MUSIC FOR MURDER is out December 13th from a soundtrack niche label called 2M1 Records. It partly consists of music I’ve written and recorded over the past decade as well as new stuff…music is a big part of my life, I need it to say what written words cannot. So even though this album is a small release, I’m happy to have these tracks, my “children” out there for people to hopefully enjoy…and I stress that all my music is the product of my own two hands, no pro-tools, no other musicians even save my wife, the singer Carrie Eliza who has contributed some haunting work here…it’s all very personal, like most of the stuff I do, I guess….
Recently, you released your first book, BLOOD SPATTERED BOOK. How did you decide on the concept?
BSB came out 2 years ago from Midnight Marquee and it’s a fun – again, personal – collection of essays and interviews surrounding some of my favorite, often unloved or undervalued horror films. Many of the entries stemmed from my FANGORIA blog I did before I became EIC…the site got wiped incidentally so the only place you can read this stuff in any form is in this book. Ive seen so much and expanded so much since I wrote that I hope to eventually do a follow-up…
Recently, you took over as editor in chief at Fangoria. How has it compared to your time at Rue Morgue?
There is no comparison. At Rue Morgue, I was a writer, columnist and radio voice but I was a freelance gun at the end of the day. I had no creative control over the presentation. At Fango, I’ve been blessed to have this amazing piece of history to honor for the past 2 years, to play with, hopefully improve upon in some respects. Rue Morgue taught me so much and opened so many doors though. I value that. And I understand how hard it is, how much work it is to be an editor now, all the decisions both creative and economical…I was a brat back in those RM days and I as editor would have probably hated me back then. But you live, you learn, wouldn’t trade a second of it for anything.

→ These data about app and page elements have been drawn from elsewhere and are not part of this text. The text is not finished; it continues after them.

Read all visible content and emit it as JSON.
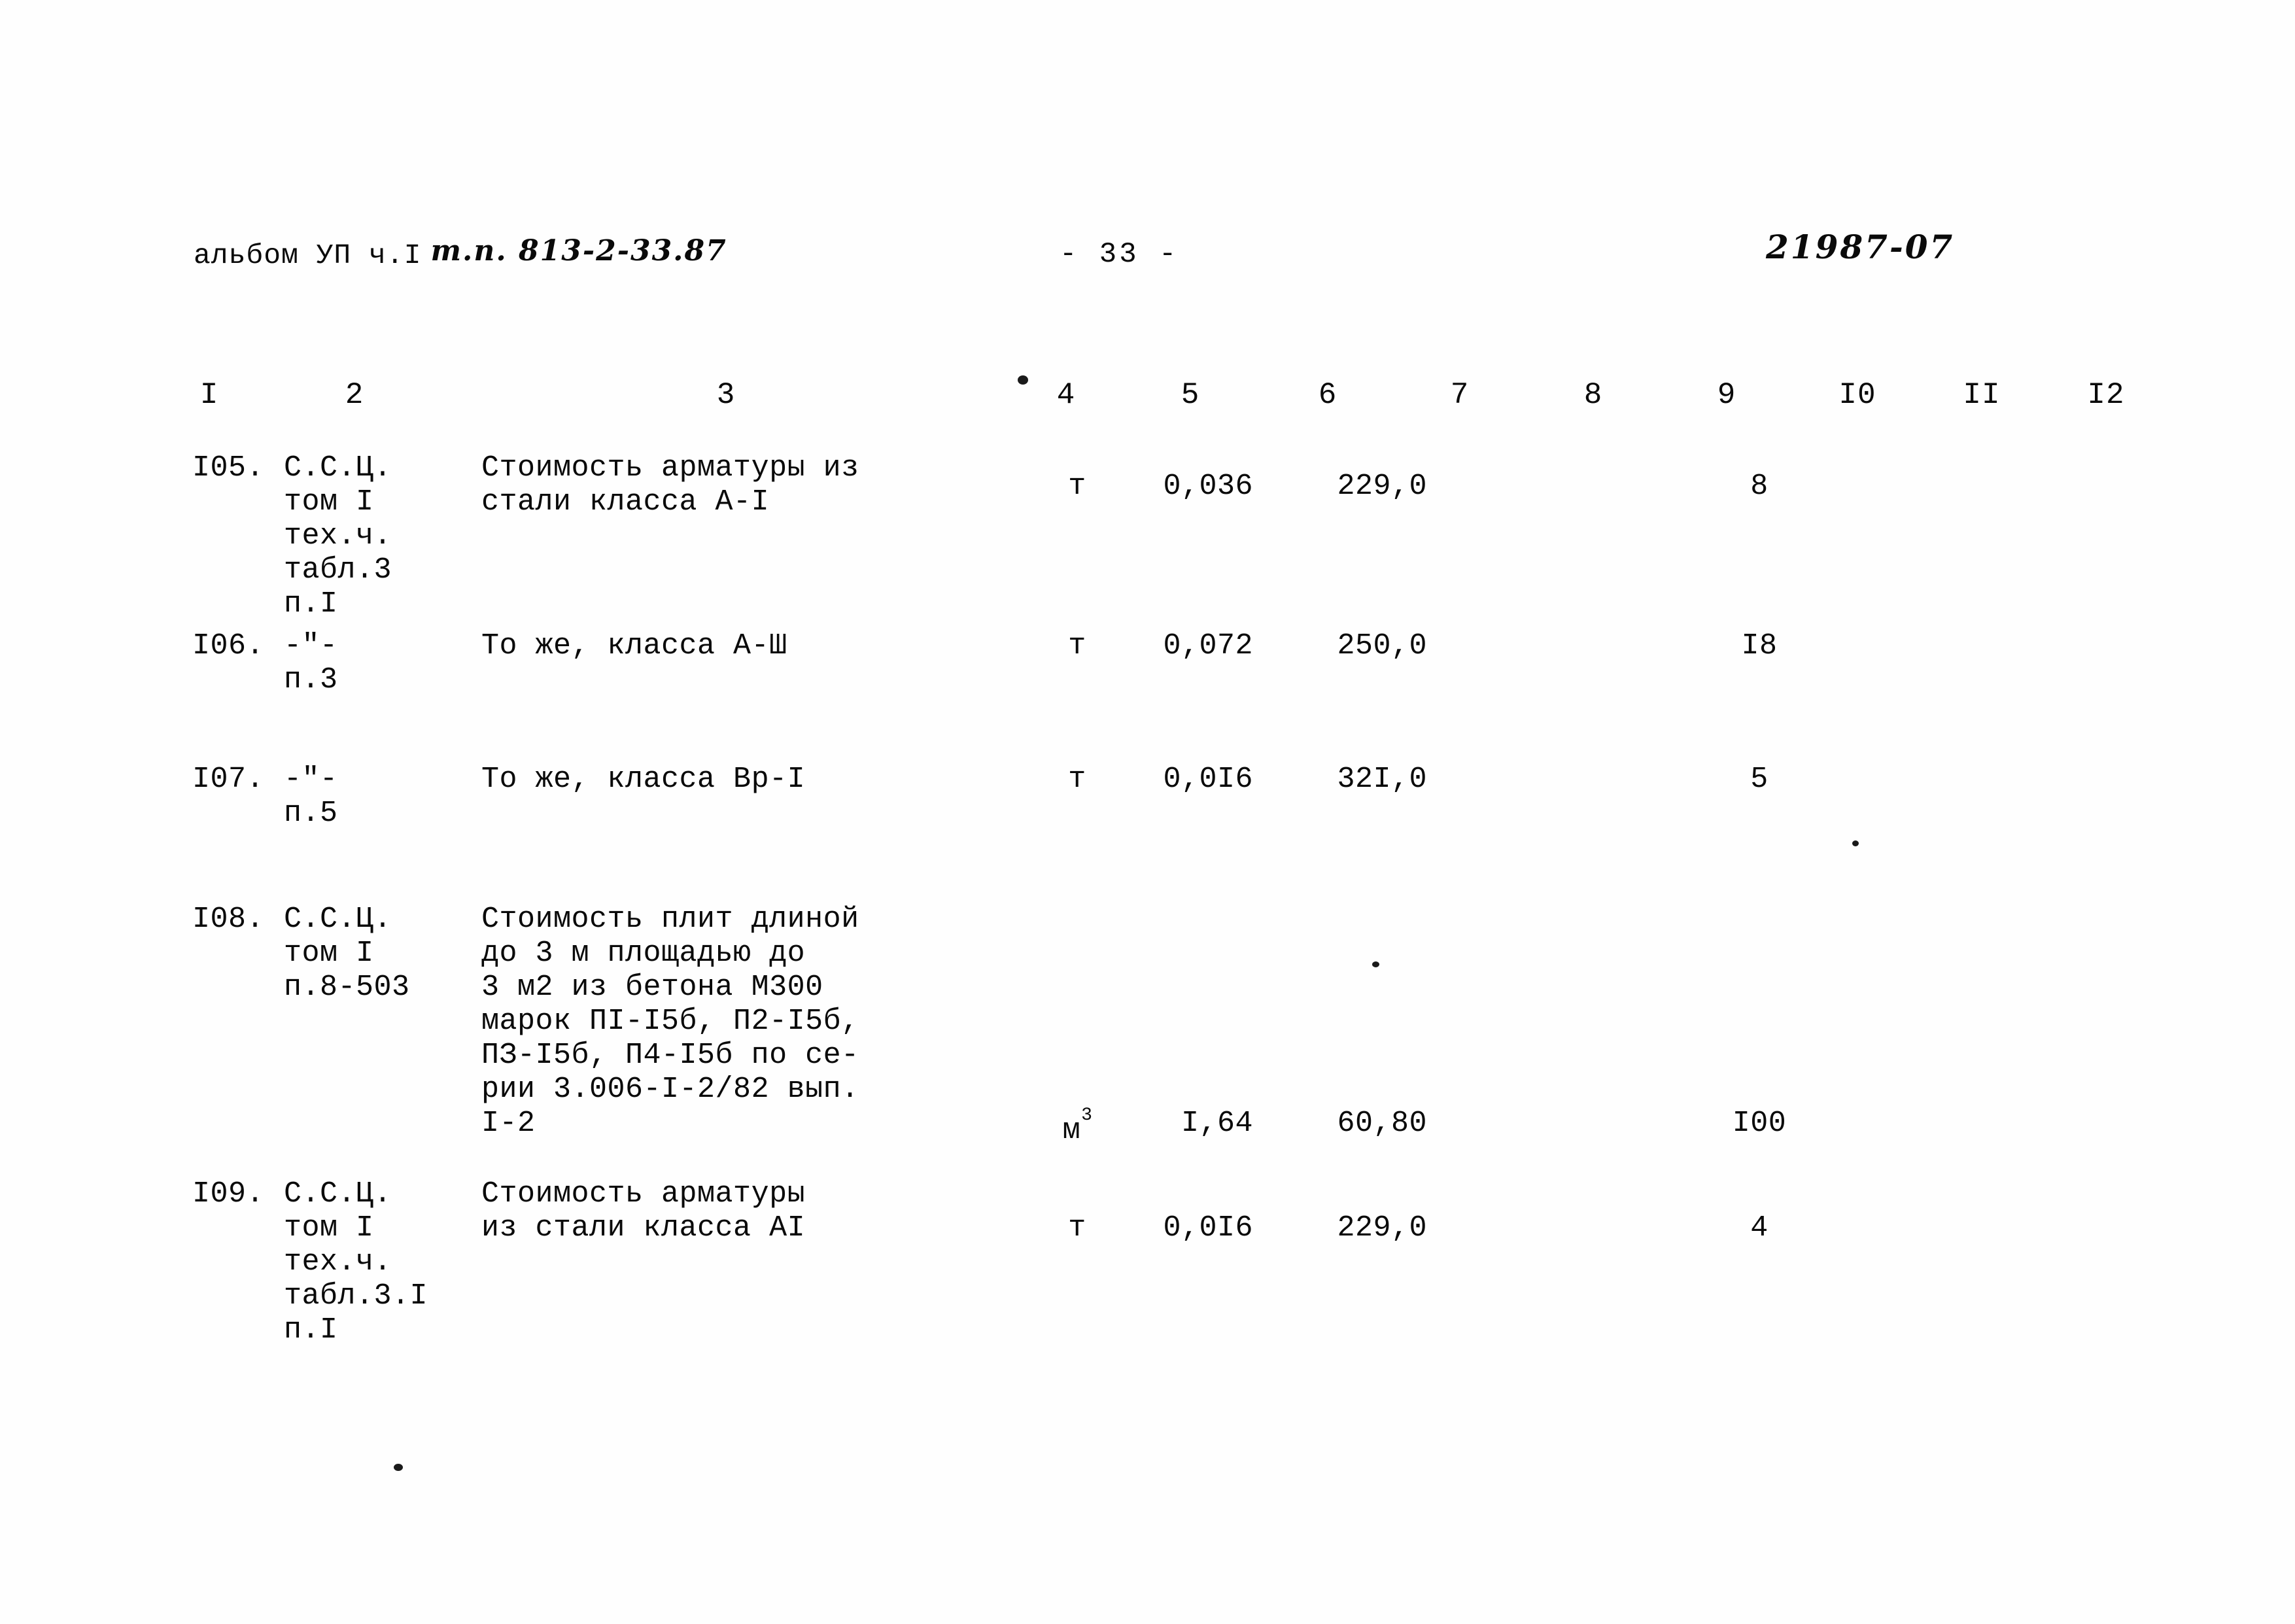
{
  "header": {
    "album": "альбом УП ч.I",
    "project_code": "т.п. 813-2-33.87",
    "page_number": "- 33 -",
    "doc_number": "21987-07"
  },
  "table": {
    "column_headers": [
      "I",
      "2",
      "3",
      "4",
      "5",
      "6",
      "7",
      "8",
      "9",
      "I0",
      "II",
      "I2"
    ],
    "rows": [
      {
        "num": "I05.",
        "reference": "С.С.Ц.\nтом I\nтех.ч.\nтабл.3\nп.I",
        "description": "Стоимость арматуры из\nстали класса А-I",
        "unit": "т",
        "unit_sup": "",
        "quantity": "0,036",
        "price": "229,0",
        "col7": "",
        "col8": "",
        "col9": "8",
        "col10": "",
        "col11": "",
        "col12": ""
      },
      {
        "num": "I06.",
        "reference": "-\"-\nп.3",
        "description": "То же, класса А-Ш",
        "unit": "т",
        "unit_sup": "",
        "quantity": "0,072",
        "price": "250,0",
        "col7": "",
        "col8": "",
        "col9": "I8",
        "col10": "",
        "col11": "",
        "col12": ""
      },
      {
        "num": "I07.",
        "reference": "-\"-\nп.5",
        "description": "То же, класса Вр-I",
        "unit": "т",
        "unit_sup": "",
        "quantity": "0,0I6",
        "price": "32I,0",
        "col7": "",
        "col8": "",
        "col9": "5",
        "col10": "",
        "col11": "",
        "col12": ""
      },
      {
        "num": "I08.",
        "reference": "С.С.Ц.\nтом I\nп.8-503",
        "description": "Стоимость плит длиной\nдо 3 м площадью до\n3 м2 из бетона М300\nмарок ПI-I5б, П2-I5б,\nПЗ-I5б, П4-I5б по се-\nрии 3.006-I-2/82 вып.\nI-2",
        "unit": "м",
        "unit_sup": "3",
        "quantity": "I,64",
        "price": "60,80",
        "col7": "",
        "col8": "",
        "col9": "I00",
        "col10": "",
        "col11": "",
        "col12": ""
      },
      {
        "num": "I09.",
        "reference": "С.С.Ц.\nтом I\nтех.ч.\nтабл.3.I\nп.I",
        "description": "Стоимость арматуры\nиз стали класса АI",
        "unit": "т",
        "unit_sup": "",
        "quantity": "0,0I6",
        "price": "229,0",
        "col7": "",
        "col8": "",
        "col9": "4",
        "col10": "",
        "col11": "",
        "col12": ""
      }
    ]
  }
}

It seems as though you’ve made myriad changes since joining the Fangoria team, what’s next for everyone’s favorite horror magazine?
Who knows! Only a fool attempts to predict the future. I will say that I promise to always be true to my mandate to make a fun, smart, unpredictable and eccentric genre film magazine with something for everyone. I refuse to be boring. The minute any of this becomes tiresome routine I will lose interest…
Do you have any projects on the horizon that you would like to share with us?
Lots of ideas bubbling in the Fango-verse, lots of projects on the go…it’s a great magazine, you know, my tenure aside. I often go back and just read how much incredible history is in those pages and I’m filled with pride. I used to read Tony Timpone, Uncle Bob and Mike Gingold when i was a child. Now I’m doing this, my face will be on that monument too…it’s just bizarre. So my main focus will be keeping this magazine alive as long as readers will let it live….and ensuring that every project bearing this brand does what FANGORIA should always do and that’s enlighten, entertain, energize and of course, make you barf. Can’t forget that.
You can download sample tracks from MUSIC FOR MURDER here:
You can download sample tracks from MUSIC FOR MURDER here: